Adoptees deal with a range of difficult emotions throughout their life, leading to a variety of personal problems. Even though adoptees may be told at an early age what specific problems they can expect to face, it makes these issues no less traumatic. In their paper, “Lifelong Issues in Adoption,” researchers Deborah N. Silverstein and Sharon Kaplan identify seven psychological issues with which adoptees struggle.
Loss of parents and/or siblings for an adoptee creates an open wound, according to Sliverstein and Kaplan, because adoptees cannot forget the separation. This makes it more difficult for them to deal with any subsequent losses and to react more strongly to potential losses.
If an adopted child’s birth parents are alive, they feel rejected because their parents gave them away. During the waiting period to be adopted, children with living or deceased birth parents can feel rejected each time they are not chosen by prospective parents. This can lead to adoptees magnifying future rejections or perceived rejections, such as not being picked for a sports team or being turned down for a date. Children may even provoke rejection out of a low sense of self-esteem.
Guilt and Shame
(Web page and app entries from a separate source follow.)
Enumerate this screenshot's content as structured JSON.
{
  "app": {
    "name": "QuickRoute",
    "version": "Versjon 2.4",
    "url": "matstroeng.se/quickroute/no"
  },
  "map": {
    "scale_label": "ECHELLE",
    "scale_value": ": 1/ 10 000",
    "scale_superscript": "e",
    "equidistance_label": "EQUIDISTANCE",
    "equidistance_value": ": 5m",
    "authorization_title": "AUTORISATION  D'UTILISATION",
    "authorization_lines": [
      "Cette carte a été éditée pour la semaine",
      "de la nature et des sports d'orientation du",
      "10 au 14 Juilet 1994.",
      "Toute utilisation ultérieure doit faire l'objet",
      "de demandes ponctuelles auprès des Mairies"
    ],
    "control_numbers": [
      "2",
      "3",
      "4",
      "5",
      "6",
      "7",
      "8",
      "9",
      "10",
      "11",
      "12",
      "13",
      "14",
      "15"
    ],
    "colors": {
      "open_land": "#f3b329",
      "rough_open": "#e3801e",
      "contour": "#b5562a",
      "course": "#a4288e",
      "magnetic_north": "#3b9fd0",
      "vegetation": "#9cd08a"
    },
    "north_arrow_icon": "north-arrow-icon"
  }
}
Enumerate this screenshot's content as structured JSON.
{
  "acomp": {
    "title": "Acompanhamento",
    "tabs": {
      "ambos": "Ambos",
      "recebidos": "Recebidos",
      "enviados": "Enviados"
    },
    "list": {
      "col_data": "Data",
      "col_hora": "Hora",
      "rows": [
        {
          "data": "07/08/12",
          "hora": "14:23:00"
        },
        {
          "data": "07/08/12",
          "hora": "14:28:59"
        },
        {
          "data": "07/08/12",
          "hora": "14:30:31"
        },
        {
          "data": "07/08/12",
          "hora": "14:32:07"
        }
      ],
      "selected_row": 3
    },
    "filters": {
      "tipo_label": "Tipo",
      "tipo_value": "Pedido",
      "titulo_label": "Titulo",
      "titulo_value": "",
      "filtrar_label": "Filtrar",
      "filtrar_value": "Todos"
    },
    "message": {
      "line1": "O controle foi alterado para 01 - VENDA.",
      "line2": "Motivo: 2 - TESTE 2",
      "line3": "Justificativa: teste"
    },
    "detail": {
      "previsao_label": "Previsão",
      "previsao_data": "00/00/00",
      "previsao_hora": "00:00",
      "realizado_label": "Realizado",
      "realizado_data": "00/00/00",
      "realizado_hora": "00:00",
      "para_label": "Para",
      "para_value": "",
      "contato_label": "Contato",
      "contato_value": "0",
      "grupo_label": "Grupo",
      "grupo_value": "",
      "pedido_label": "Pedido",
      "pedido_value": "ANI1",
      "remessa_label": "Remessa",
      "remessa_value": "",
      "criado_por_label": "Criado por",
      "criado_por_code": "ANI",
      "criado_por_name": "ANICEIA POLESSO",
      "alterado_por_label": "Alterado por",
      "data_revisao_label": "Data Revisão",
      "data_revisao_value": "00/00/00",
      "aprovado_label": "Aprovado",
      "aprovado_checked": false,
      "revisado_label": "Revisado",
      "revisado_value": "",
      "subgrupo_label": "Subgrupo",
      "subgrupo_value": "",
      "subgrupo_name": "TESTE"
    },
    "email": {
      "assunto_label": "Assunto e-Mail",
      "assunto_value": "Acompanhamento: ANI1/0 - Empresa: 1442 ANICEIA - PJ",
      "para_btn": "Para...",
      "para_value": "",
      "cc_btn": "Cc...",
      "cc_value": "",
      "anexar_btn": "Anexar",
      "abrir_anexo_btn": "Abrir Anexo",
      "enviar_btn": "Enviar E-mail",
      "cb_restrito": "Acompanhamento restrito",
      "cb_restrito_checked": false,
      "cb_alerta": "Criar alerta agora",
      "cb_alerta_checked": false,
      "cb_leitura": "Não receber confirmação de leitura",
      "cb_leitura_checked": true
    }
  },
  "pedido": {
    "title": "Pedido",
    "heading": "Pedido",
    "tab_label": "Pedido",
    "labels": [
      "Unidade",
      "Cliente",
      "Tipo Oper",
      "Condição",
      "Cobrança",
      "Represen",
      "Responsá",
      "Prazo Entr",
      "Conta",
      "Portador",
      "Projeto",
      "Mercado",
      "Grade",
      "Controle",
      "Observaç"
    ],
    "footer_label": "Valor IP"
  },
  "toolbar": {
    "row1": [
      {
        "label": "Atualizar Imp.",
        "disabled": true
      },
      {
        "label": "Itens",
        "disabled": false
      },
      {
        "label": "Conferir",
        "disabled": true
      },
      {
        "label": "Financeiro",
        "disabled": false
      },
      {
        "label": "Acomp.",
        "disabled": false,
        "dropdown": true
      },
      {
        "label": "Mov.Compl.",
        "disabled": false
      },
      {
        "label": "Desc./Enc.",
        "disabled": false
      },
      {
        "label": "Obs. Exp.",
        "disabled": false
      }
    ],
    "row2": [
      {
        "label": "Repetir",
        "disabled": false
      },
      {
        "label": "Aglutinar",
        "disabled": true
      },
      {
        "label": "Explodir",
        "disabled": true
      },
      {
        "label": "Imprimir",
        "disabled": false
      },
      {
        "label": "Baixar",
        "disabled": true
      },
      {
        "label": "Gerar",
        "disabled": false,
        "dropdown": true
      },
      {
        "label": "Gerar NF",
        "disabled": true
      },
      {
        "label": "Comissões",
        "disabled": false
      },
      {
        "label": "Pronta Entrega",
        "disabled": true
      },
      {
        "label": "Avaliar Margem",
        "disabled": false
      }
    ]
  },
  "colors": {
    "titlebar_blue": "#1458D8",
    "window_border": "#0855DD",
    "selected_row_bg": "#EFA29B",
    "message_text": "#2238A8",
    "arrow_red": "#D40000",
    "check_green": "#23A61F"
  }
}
In order to try and understand or make sense of their rejection, children may make themselves the cause of the rejection, leading to guilt and shame. These feelings come from a belief by the adoptee that something must have been wrong with her to cause the rejection.
In order to protect adoptees, adoptive parents may try to minimize an adoptee’s sense of loss, leading to the child putting off the grieving process normally associated with loss. This can lead to behavioral problems as adoptees get older, including depression, aggression or substance abuse. According to a research study done in 1998 by George Fox University, “Adoptees are more likely to have difficulties with drug and alcohol abuse, as well as, eating disorders, attention deficit disorder, infertility, suicide and untimely pregnancies.”
Because they were rejected by one clan and not born into their adopted family, adopted children often face identity crises. This is exacerbated in cases where the adoptee cannot identify his birth parents. This leads many adoptees to, ” . . . join sub-cultures, run away, become pregnant, or totally reject their families,” according to Silverstein and Kaplan.
Due to the perceived rejection by the birth mother, adoptees struggle to trust or get close to anyone, in part because of their shame, and in part because of a fear of rejection. This intimacy issue is more keenly seen in relationships with the opposite sex.
Since they had no control over their adoption process, adopted children frequently cede an inordinate amount of control and authority to their adoptive parents and other authority figures. This can lead to extremes in control issues, such as power struggles with parents or a sense of a lack of responsibility for their actions.